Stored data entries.
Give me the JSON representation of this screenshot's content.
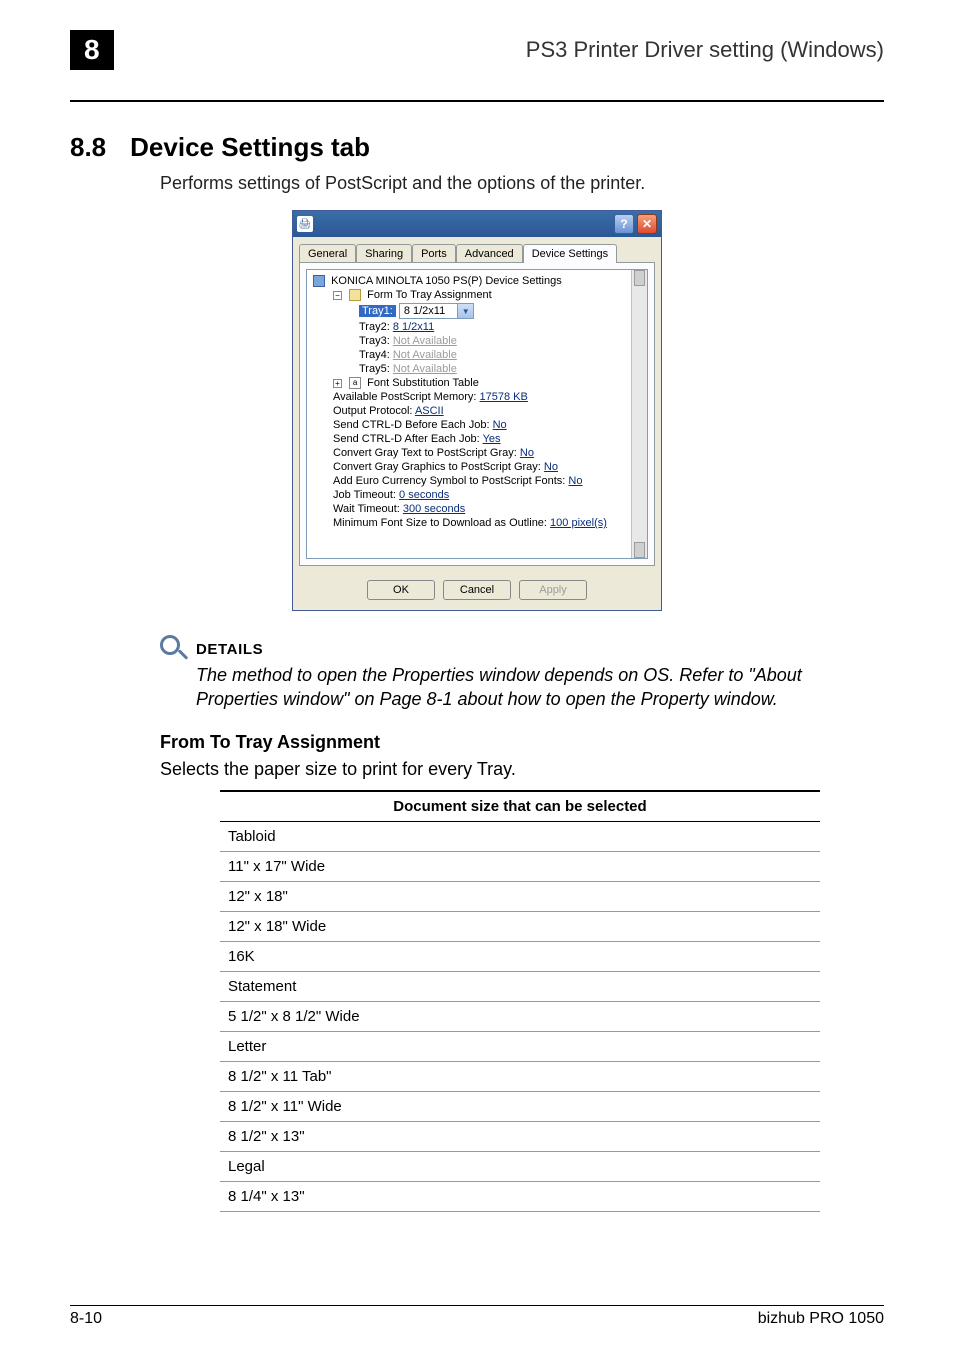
{
  "header": {
    "chapter": "8",
    "title": "PS3 Printer Driver setting (Windows)"
  },
  "section": {
    "number": "8.8",
    "title": "Device Settings tab",
    "intro": "Performs settings of PostScript and the options of the printer."
  },
  "dialog": {
    "tabs": [
      "General",
      "Sharing",
      "Ports",
      "Advanced",
      "Device Settings"
    ],
    "active_tab_index": 4,
    "tree": {
      "root": "KONICA MINOLTA 1050 PS(P) Device Settings",
      "form_to_tray_label": "Form To Tray Assignment",
      "tray1_label": "Tray1:",
      "tray1_value": "8 1/2x11",
      "tray2": "Tray2: ",
      "tray2_val": "8 1/2x11",
      "tray3": "Tray3: ",
      "tray3_val": "Not Available",
      "tray4": "Tray4: ",
      "tray4_val": "Not Available",
      "tray5": "Tray5: ",
      "tray5_val": "Not Available",
      "font_sub": "Font Substitution Table",
      "ps_mem": "Available PostScript Memory: ",
      "ps_mem_val": "17578 KB",
      "out_proto": "Output Protocol: ",
      "out_proto_val": "ASCII",
      "ctrld_before": "Send CTRL-D Before Each Job: ",
      "ctrld_before_val": "No",
      "ctrld_after": "Send CTRL-D After Each Job: ",
      "ctrld_after_val": "Yes",
      "gray_text": "Convert Gray Text to PostScript Gray: ",
      "gray_text_val": "No",
      "gray_gfx": "Convert Gray Graphics to PostScript Gray: ",
      "gray_gfx_val": "No",
      "euro": "Add Euro Currency Symbol to PostScript Fonts: ",
      "euro_val": "No",
      "job_timeout": "Job Timeout: ",
      "job_timeout_val": "0 seconds",
      "wait_timeout": "Wait Timeout: ",
      "wait_timeout_val": "300 seconds",
      "min_font": "Minimum Font Size to Download as Outline: ",
      "min_font_val": "100 pixel(s)"
    },
    "buttons": {
      "ok": "OK",
      "cancel": "Cancel",
      "apply": "Apply"
    }
  },
  "details": {
    "label": "DETAILS",
    "text": "The method to open the Properties window depends on OS. Refer to \"About Properties window\" on Page 8-1 about how to open the Property window."
  },
  "from_to_tray": {
    "heading": "From To Tray Assignment",
    "desc": "Selects the paper size to print for every Tray.",
    "table_header": "Document size that can be selected",
    "rows": [
      "Tabloid",
      "11\" x 17\" Wide",
      "12\" x 18\"",
      "12\" x 18\" Wide",
      "16K",
      "Statement",
      "5 1/2\" x 8 1/2\" Wide",
      "Letter",
      "8 1/2\" x 11 Tab\"",
      "8 1/2\" x 11\" Wide",
      "8 1/2\" x 13\"",
      "Legal",
      "8 1/4\" x 13\""
    ]
  },
  "footer": {
    "left": "8-10",
    "right": "bizhub PRO 1050"
  }
}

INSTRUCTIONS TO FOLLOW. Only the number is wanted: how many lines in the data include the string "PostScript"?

WORKED SOLUTION. 5